Input material =>
★ ★ ★
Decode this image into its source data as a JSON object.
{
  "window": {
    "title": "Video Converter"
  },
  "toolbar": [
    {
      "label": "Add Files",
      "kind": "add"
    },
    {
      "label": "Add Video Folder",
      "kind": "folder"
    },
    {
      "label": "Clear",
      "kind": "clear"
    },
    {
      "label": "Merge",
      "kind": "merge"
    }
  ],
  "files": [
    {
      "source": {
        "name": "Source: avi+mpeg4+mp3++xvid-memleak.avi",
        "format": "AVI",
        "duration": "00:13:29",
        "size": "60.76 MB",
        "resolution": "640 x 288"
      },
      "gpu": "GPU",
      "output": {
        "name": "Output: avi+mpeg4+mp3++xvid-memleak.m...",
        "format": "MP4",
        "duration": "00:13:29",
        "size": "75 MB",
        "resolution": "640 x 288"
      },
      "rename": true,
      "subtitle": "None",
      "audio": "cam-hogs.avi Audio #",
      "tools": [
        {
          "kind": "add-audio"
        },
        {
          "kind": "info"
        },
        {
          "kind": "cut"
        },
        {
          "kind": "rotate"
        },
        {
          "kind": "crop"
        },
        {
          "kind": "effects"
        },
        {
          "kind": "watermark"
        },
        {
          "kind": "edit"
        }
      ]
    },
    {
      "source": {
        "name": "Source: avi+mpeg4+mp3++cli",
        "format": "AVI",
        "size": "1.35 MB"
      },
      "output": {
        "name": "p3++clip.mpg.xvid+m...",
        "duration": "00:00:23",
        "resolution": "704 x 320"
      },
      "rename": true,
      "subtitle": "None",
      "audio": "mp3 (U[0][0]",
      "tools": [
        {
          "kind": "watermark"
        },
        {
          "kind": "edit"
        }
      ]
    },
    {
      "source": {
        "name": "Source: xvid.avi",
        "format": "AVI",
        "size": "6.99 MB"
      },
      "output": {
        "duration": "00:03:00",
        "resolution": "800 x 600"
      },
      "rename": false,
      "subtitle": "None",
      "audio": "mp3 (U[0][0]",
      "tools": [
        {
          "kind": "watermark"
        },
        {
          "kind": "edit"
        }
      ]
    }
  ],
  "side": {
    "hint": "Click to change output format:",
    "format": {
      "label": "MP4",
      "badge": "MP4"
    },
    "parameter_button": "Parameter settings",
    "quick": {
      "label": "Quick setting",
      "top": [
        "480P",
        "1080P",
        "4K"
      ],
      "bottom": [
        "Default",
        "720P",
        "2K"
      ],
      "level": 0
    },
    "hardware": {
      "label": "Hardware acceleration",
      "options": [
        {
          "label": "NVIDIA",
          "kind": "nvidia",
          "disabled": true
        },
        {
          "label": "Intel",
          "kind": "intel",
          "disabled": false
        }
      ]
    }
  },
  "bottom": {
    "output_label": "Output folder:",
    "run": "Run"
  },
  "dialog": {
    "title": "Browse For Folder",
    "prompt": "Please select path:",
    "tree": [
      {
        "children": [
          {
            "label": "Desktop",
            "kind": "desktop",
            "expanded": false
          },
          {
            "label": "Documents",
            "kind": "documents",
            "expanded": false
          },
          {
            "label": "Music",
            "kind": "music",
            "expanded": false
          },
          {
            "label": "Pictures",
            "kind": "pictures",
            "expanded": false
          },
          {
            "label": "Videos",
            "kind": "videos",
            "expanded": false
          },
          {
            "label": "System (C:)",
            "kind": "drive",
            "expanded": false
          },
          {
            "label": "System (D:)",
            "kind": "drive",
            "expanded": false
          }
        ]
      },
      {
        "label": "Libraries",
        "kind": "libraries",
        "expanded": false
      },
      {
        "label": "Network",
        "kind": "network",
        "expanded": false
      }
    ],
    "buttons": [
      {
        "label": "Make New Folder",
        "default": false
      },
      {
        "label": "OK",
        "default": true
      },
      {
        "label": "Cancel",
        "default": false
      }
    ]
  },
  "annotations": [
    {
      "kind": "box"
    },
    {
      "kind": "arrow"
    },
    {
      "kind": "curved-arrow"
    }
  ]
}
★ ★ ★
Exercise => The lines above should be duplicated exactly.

Solved problem =>
Decode this image into its source data as a JSON object.
{
  "window": {
    "title": "Video Converter"
  },
  "toolbar": [
    {
      "label": "Add Files",
      "kind": "add"
    },
    {
      "label": "Add Video Folder",
      "kind": "folder"
    },
    {
      "label": "Clear",
      "kind": "clear"
    },
    {
      "label": "Merge",
      "kind": "merge"
    }
  ],
  "files": [
    {
      "source": {
        "name": "Source: avi+mpeg4+mp3++xvid-memleak.avi",
        "format": "AVI",
        "duration": "00:13:29",
        "size": "60.76 MB",
        "resolution": "640 x 288"
      },
      "gpu": "GPU",
      "output": {
        "name": "Output: avi+mpeg4+mp3++xvid-memleak.m...",
        "format": "MP4",
        "duration": "00:13:29",
        "size": "75 MB",
        "resolution": "640 x 288"
      },
      "rename": true,
      "subtitle": "None",
      "audio": "cam-hogs.avi Audio #",
      "tools": [
        {
          "kind": "add-audio"
        },
        {
          "kind": "info"
        },
        {
          "kind": "cut"
        },
        {
          "kind": "rotate"
        },
        {
          "kind": "crop"
        },
        {
          "kind": "effects"
        },
        {
          "kind": "watermark"
        },
        {
          "kind": "edit"
        }
      ]
    },
    {
      "source": {
        "name": "Source: avi+mpeg4+mp3++cli",
        "format": "AVI",
        "size": "1.35 MB"
      },
      "output": {
        "name": "p3++clip.mpg.xvid+m...",
        "duration": "00:00:23",
        "resolution": "704 x 320"
      },
      "rename": true,
      "subtitle": "None",
      "audio": "mp3 (U[0][0]",
      "tools": [
        {
          "kind": "watermark"
        },
        {
          "kind": "edit"
        }
      ]
    },
    {
      "source": {
        "name": "Source: xvid.avi",
        "format": "AVI",
        "size": "6.99 MB"
      },
      "output": {
        "duration": "00:03:00",
        "resolution": "800 x 600"
      },
      "rename": false,
      "subtitle": "None",
      "audio": "mp3 (U[0][0]",
      "tools": [
        {
          "kind": "watermark"
        },
        {
          "kind": "edit"
        }
      ]
    }
  ],
  "side": {
    "hint": "Click to change output format:",
    "format": {
      "label": "MP4",
      "badge": "MP4"
    },
    "parameter_button": "Parameter settings",
    "quick": {
      "label": "Quick setting",
      "top": [
        "480P",
        "1080P",
        "4K"
      ],
      "bottom": [
        "Default",
        "720P",
        "2K"
      ],
      "level": 0
    },
    "hardware": {
      "label": "Hardware acceleration",
      "options": [
        {
          "label": "NVIDIA",
          "kind": "nvidia",
          "disabled": true
        },
        {
          "label": "Intel",
          "kind": "intel",
          "disabled": false
        }
      ]
    }
  },
  "bottom": {
    "output_label": "Output folder:",
    "run": "Run"
  },
  "dialog": {
    "title": "Browse For Folder",
    "prompt": "Please select path:",
    "tree": [
      {
        "children": [
          {
            "label": "Desktop",
            "kind": "desktop",
            "expanded": false
          },
          {
            "label": "Documents",
            "kind": "documents",
            "expanded": false
          },
          {
            "label": "Music",
            "kind": "music",
            "expanded": false
          },
          {
            "label": "Pictures",
            "kind": "pictures",
            "expanded": false
          },
          {
            "label": "Videos",
            "kind": "videos",
            "expanded": false
          },
          {
            "label": "System (C:)",
            "kind": "drive",
            "expanded": false
          },
          {
            "label": "System (D:)",
            "kind": "drive",
            "expanded": false
          }
        ]
      },
      {
        "label": "Libraries",
        "kind": "libraries",
        "expanded": false
      },
      {
        "label": "Network",
        "kind": "network",
        "expanded": false
      }
    ],
    "buttons": [
      {
        "label": "Make New Folder",
        "default": false
      },
      {
        "label": "OK",
        "default": true
      },
      {
        "label": "Cancel",
        "default": false
      }
    ]
  },
  "annotations": [
    {
      "kind": "box"
    },
    {
      "kind": "arrow"
    },
    {
      "kind": "curved-arrow"
    }
  ]
}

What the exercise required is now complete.